App and web page records

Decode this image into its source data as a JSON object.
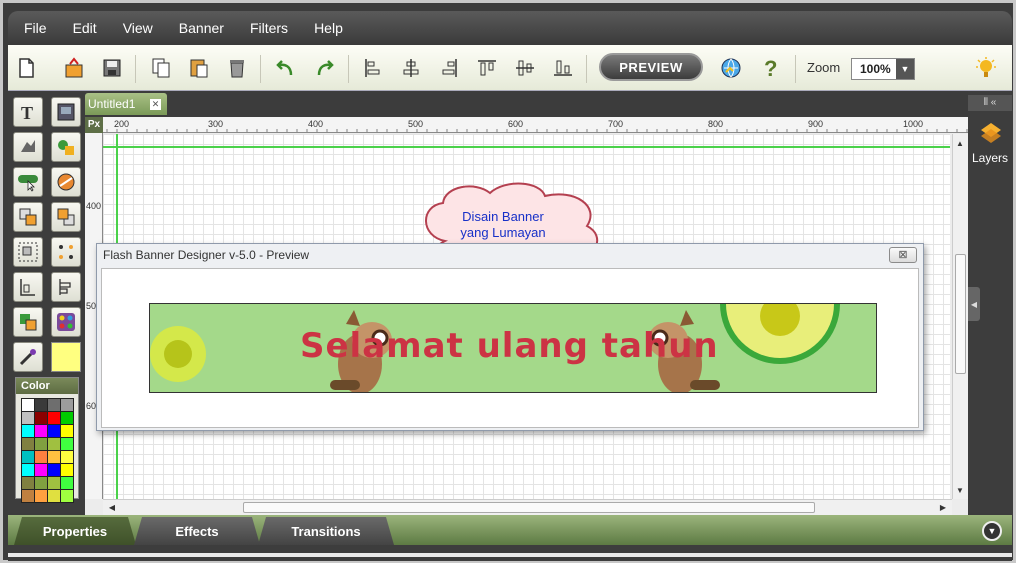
{
  "menu": [
    "File",
    "Edit",
    "View",
    "Banner",
    "Filters",
    "Help"
  ],
  "toolbar": {
    "preview_label": "PREVIEW",
    "zoom_label": "Zoom",
    "zoom_value": "100%",
    "icons": [
      "new-document-icon",
      "open-icon",
      "save-icon",
      "copy-icon",
      "paste-icon",
      "delete-icon",
      "undo-icon",
      "redo-icon",
      "align-left-icon",
      "align-center-icon",
      "align-right-icon",
      "align-top-icon",
      "align-middle-icon",
      "align-bottom-icon",
      "web-icon",
      "help-icon",
      "tip-icon"
    ]
  },
  "document": {
    "tab_title": "Untitled1",
    "ruler_unit": "Px"
  },
  "rulers": {
    "horizontal": [
      "200",
      "300",
      "400",
      "500",
      "600",
      "700",
      "800",
      "900",
      "1000"
    ],
    "vertical": [
      "400",
      "50",
      "60"
    ]
  },
  "color_panel": {
    "title": "Color",
    "swatches": [
      "#ffffff",
      "#3a3a3a",
      "#6e6e6e",
      "#9c9c9c",
      "#c0c0c0",
      "#8b0000",
      "#ff0000",
      "#00cc00",
      "#00ffff",
      "#ff00ff",
      "#0000ff",
      "#ffff00",
      "#808040",
      "#80a040",
      "#a0c040",
      "#40ff40",
      "#00c0c0",
      "#ff8040",
      "#ffc040",
      "#ffff40",
      "#00ffff",
      "#ff00ff",
      "#0000ff",
      "#ffff00",
      "#808040",
      "#80a040",
      "#a0c040",
      "#40ff40",
      "#c08040",
      "#ffa040",
      "#e0e040",
      "#a0ff40"
    ],
    "selected_fill": "#ffff80"
  },
  "callout": {
    "line1": "Disain Banner",
    "line2": "yang Lumayan"
  },
  "preview_window": {
    "title": "Flash Banner Designer v-5.0 - Preview",
    "close_glyph": "⊠",
    "banner_text": "Selamat ulang tahun"
  },
  "right_panel": {
    "layers_label": "Layers"
  },
  "bottom_tabs": [
    "Properties",
    "Effects",
    "Transitions"
  ]
}
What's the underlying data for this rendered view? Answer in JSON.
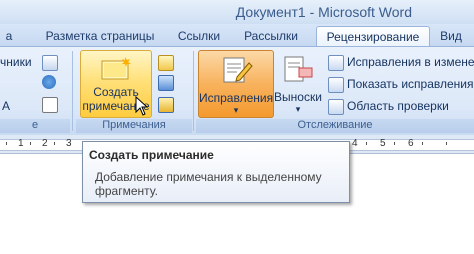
{
  "window": {
    "title": "Документ1 - Microsoft Word"
  },
  "tabs": [
    {
      "label": "а"
    },
    {
      "label": "Разметка страницы"
    },
    {
      "label": "Ссылки"
    },
    {
      "label": "Рассылки"
    },
    {
      "label": "Рецензирование"
    },
    {
      "label": "Вид"
    }
  ],
  "ribbon": {
    "left_group": {
      "item1": "чники",
      "item2": "А"
    },
    "comments": {
      "create_line1": "Создать",
      "create_line2": "примечание",
      "group_label": "Примечания"
    },
    "tracking": {
      "corrections_label": "Исправления",
      "balloons_label": "Выноски",
      "menu_items": [
        "Исправления в измене",
        "Показать исправления",
        "Область проверки"
      ],
      "group_label": "Отслеживание"
    },
    "left_group_label": "е"
  },
  "ruler": {
    "numbers": [
      "1",
      "2",
      "3",
      "4",
      "5",
      "6"
    ]
  },
  "tooltip": {
    "title": "Создать примечание",
    "description": "Добавление примечания к выделенному фрагменту."
  },
  "colors": {
    "accent": "#ffcc3f",
    "orange": "#f39a2f",
    "ribbon_bg": "#dce8f8"
  }
}
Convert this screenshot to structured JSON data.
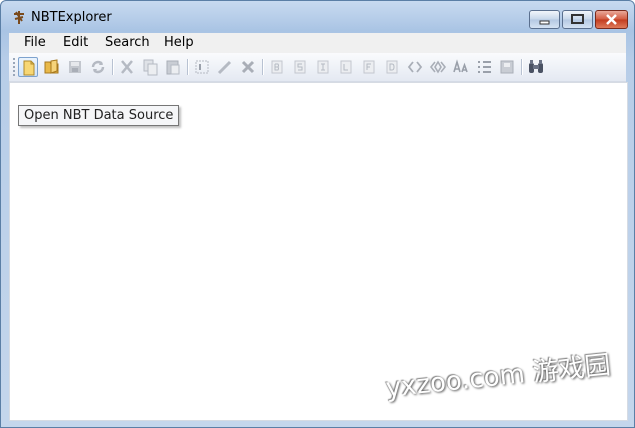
{
  "window": {
    "title": "NBTExplorer"
  },
  "menu": [
    "File",
    "Edit",
    "Search",
    "Help"
  ],
  "toolbar": {
    "buttons": [
      {
        "icon": "open-file-icon",
        "state": "hover"
      },
      {
        "icon": "open-folder-icon",
        "state": "enabled"
      },
      {
        "icon": "save-icon",
        "state": "disabled"
      },
      {
        "icon": "refresh-icon",
        "state": "disabled"
      },
      {
        "icon": "cut-icon",
        "state": "disabled"
      },
      {
        "icon": "copy-icon",
        "state": "disabled"
      },
      {
        "icon": "paste-icon",
        "state": "disabled"
      },
      {
        "icon": "rename-icon",
        "state": "disabled"
      },
      {
        "icon": "edit-icon",
        "state": "disabled"
      },
      {
        "icon": "delete-icon",
        "state": "disabled"
      },
      {
        "icon": "add-byte-tag-icon",
        "state": "disabled"
      },
      {
        "icon": "add-short-tag-icon",
        "state": "disabled"
      },
      {
        "icon": "add-int-tag-icon",
        "state": "disabled"
      },
      {
        "icon": "add-long-tag-icon",
        "state": "disabled"
      },
      {
        "icon": "add-float-tag-icon",
        "state": "disabled"
      },
      {
        "icon": "add-double-tag-icon",
        "state": "disabled"
      },
      {
        "icon": "add-byte-array-icon",
        "state": "disabled"
      },
      {
        "icon": "add-int-array-icon",
        "state": "disabled"
      },
      {
        "icon": "add-string-tag-icon",
        "state": "disabled"
      },
      {
        "icon": "add-list-tag-icon",
        "state": "disabled"
      },
      {
        "icon": "add-compound-tag-icon",
        "state": "disabled"
      },
      {
        "icon": "find-icon",
        "state": "enabled"
      }
    ]
  },
  "tooltip": {
    "text": "Open NBT Data Source"
  },
  "watermark": {
    "text": "yxzoo.com 游戏园"
  },
  "colors": {
    "title_bar": "#b7cde8",
    "close_button": "#c23b1e",
    "disabled_icon": "#b8bcc4"
  }
}
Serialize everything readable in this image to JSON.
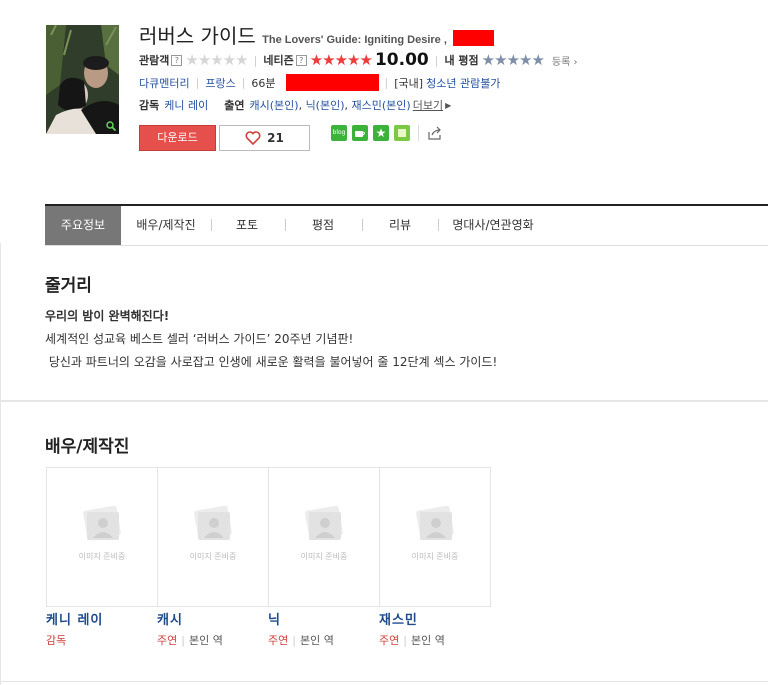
{
  "movie": {
    "title_ko": "러버스 가이드",
    "title_en": "The Lovers' Guide: Igniting Desire ,"
  },
  "ratings": {
    "audience_label": "관람객",
    "netizen_label": "네티즌",
    "netizen_score": "10.00",
    "my_label": "내 평점",
    "register": "등록",
    "help_mark": "?"
  },
  "info": {
    "genre": "다큐멘터리",
    "country": "프랑스",
    "runtime": "66분",
    "grade_prefix": "[국내]",
    "grade": "청소년 관람불가",
    "director_label": "감독",
    "director": "케니 레이",
    "cast_label": "출연",
    "cast": [
      "캐시(본인)",
      "닉(본인)",
      "재스민(본인)"
    ],
    "more": "더보기"
  },
  "actions": {
    "download": "다운로드",
    "like_count": "21",
    "share_icons": [
      "blog-icon",
      "cafe-icon",
      "star-icon",
      "me2day-icon",
      "share-icon"
    ]
  },
  "tabs": [
    "주요정보",
    "배우/제작진",
    "포토",
    "평점",
    "리뷰",
    "명대사/연관영화"
  ],
  "synopsis": {
    "heading": "줄거리",
    "tagline": "우리의 밤이 완벽해진다!",
    "line1": "세계적인 성교육 베스트 셀러 ‘러버스 가이드’ 20주년 기념판!",
    "line2": " 당신과 파트너의 오감을 사로잡고 인생에 새로운 활력을 불어넣어 줄 12단계 섹스 가이드!"
  },
  "cast_section": {
    "heading": "배우/제작진",
    "placeholder": "이미지 준비중",
    "people": [
      {
        "name": "케니 레이",
        "role": "감독",
        "sub": ""
      },
      {
        "name": "캐시",
        "role": "주연",
        "sub": "본인 역"
      },
      {
        "name": "닉",
        "role": "주연",
        "sub": "본인 역"
      },
      {
        "name": "재스민",
        "role": "주연",
        "sub": "본인 역"
      }
    ]
  },
  "colors": {
    "accent_red": "#e5504d",
    "star_red": "#ee3b3b",
    "link_blue": "#2451a3",
    "tab_active": "#777777"
  }
}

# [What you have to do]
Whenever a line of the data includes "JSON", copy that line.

# [Written reply]
Decode this image into its source data as a JSON object.
What's the underlying data for this rendered view? Answer in JSON.
Convert this screenshot to structured JSON data.
Serialize everything readable in this image to JSON.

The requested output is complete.